Reading the reviews online I'm kind of surprised at all the people that have indicated installation took several hours. Maybe I'm a complete optimist, but it seems like the kind of task that at most should take me a couple hours across a few days. The existing mounting hardware should be mostly reusable and assembly is pretty straightforward if you have any kind of mechanical inclination. The sensors are probably the trickiest part, but as long as there's enough wire it should go fine. Additionally, there's no real rush so if I can get it finished up by Sunday evening I'll be in pretty good shape.

Cairo Throw

(www.areaware.com)

The original emoji, Cairo was a typeface designed by Susan Kare in 1984 for the first Macintosh operating system. Taking its name from the hieroglyphics of ancient Egypt, each symbol was drawn by hand using the bitmap grid. A few notable symbols lived on into later operating systems including the cursor and watch.

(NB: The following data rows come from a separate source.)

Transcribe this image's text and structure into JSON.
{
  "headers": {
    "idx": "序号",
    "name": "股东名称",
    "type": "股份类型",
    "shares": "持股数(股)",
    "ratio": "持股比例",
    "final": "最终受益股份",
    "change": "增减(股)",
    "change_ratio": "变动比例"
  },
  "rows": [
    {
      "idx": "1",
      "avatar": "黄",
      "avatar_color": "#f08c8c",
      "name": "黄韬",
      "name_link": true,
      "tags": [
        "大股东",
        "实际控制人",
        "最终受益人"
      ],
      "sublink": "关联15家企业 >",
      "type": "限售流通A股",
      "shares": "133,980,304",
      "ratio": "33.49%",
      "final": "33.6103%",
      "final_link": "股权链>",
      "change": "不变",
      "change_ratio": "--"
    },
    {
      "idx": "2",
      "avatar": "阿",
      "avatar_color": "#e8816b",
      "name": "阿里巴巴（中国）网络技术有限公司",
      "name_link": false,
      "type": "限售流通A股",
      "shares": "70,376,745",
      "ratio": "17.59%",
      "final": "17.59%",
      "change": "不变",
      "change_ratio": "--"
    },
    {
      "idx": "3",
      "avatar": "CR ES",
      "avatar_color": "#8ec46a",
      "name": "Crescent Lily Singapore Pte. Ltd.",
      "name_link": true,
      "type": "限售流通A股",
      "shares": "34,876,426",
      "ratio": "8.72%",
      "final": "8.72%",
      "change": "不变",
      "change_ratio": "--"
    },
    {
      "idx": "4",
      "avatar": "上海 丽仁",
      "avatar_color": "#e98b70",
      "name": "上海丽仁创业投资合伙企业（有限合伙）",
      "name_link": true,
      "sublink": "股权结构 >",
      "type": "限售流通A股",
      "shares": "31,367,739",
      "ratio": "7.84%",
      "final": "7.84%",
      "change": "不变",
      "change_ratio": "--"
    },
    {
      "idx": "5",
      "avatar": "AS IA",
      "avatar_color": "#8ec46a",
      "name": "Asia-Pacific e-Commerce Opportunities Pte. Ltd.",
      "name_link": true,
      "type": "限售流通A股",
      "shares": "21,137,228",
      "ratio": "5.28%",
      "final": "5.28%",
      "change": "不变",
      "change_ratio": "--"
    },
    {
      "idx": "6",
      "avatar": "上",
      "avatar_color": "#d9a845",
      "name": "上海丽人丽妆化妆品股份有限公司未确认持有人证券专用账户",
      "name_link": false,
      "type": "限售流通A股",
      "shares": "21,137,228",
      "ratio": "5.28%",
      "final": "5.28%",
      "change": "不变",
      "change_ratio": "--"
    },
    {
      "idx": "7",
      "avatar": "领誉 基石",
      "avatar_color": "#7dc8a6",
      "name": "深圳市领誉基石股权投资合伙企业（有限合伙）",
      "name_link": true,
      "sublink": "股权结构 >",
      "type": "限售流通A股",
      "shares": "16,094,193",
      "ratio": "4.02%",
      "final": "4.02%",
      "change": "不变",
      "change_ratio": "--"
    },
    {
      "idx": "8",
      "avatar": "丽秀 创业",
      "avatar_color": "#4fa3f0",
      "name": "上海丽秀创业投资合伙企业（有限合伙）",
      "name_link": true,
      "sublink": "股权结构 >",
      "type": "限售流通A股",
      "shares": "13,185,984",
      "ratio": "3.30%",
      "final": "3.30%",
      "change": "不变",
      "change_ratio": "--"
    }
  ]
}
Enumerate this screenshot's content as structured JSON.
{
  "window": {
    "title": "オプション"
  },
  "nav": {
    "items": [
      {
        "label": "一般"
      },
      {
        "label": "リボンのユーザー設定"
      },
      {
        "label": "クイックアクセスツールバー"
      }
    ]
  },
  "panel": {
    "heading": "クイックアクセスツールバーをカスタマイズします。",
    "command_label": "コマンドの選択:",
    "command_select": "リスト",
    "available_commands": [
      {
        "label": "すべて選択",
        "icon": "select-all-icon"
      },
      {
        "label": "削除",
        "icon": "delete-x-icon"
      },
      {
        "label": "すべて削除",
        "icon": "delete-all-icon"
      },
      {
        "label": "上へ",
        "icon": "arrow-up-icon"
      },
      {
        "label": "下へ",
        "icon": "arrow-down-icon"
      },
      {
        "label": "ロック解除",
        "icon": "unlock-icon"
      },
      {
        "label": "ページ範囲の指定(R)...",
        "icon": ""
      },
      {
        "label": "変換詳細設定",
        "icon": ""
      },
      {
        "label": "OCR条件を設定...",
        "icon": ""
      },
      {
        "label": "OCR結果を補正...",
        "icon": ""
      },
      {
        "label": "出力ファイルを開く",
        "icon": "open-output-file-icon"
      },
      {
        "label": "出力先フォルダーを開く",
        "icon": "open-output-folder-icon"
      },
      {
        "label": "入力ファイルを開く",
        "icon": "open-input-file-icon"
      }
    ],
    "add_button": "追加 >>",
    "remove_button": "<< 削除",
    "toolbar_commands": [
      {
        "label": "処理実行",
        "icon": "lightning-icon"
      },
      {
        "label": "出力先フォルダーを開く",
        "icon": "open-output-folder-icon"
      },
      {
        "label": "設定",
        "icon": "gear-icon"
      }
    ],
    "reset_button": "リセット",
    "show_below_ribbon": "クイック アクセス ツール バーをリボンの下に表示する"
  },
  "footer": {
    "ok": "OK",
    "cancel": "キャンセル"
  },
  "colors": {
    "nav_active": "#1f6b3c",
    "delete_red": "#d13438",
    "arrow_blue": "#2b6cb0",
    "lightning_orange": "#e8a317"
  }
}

Kare designed this woven blanket for the Jacquard loom, an early example of computer-controlled machinery, operated with punched cards and invented by Joseph Jacquard in 1801.

I discovered this blanket in Stephen Hackett's Instagram stories and was immediately smitten. It would go great on the wall of my office, but at $135 it's well outside my decorating budget.

Musical Meandering

I spent a little bit of time today fiddling around with the Nanoloop iOS app on a few different devices today. I was kind of curious if it still ran on the latest 64 bit hardware because it came out 10 years and I have it installed on my still functioning original iPad. It turns out that it works fine on my iPad Pro, but crashes on my iPhone 11. Kind of a bummer, but not the end of the world as it's probably a relatively simple bug fix related to the screen.

Nanoloop has kind of an amazing history, it was originally developed as a music creation cartridge for the Nintendo Gameboy1, but made its way to the iPhone and Android phone not long after third party apps became a thing a decade ago. It has a very elegant music creation interface that's totally suitable for the small screen of an original iPhone because of its Gameboy heritage. It's use of Times Roman for some of its file interface UI does grate on me though. It should really use a simple bitmap font for that in my opinion!

Switching musical gears slightly, in the last week I discovered2 that there is in fact a common and elegant plain text format for encoding music called abc notation. This is something I had wondered about a little bit as I started thinking about music more again3 as a creative outlet during the last few years. There are tons of utilities that will convert the abc notation music files into sheet music or playable midi files, and there are also lots of large song collections in the format as well. One exercise that I've been meaning to do a little bit is encoding some simple songs using applications like Nanoloop and PixiTracker and this format serves as a very good resource in that regard because I'm still kind of slow reading treble clef music4


  1. You can still purchase a cartridge that runs on the Gameboy Advance in fact.

  2. Somewhat bizarrely via a utility that builds off the capabilities of Starbound the game my sons are really into right now.

  3. I played baritone/euphonium and trombone back in high school.

  4. Bass clef is still second nature and even though I haven't played a trombone in decades I can still immediately map sheet music to slide position and note name in my head. I just need more practice with treble clef music to get to the same level of note recognition.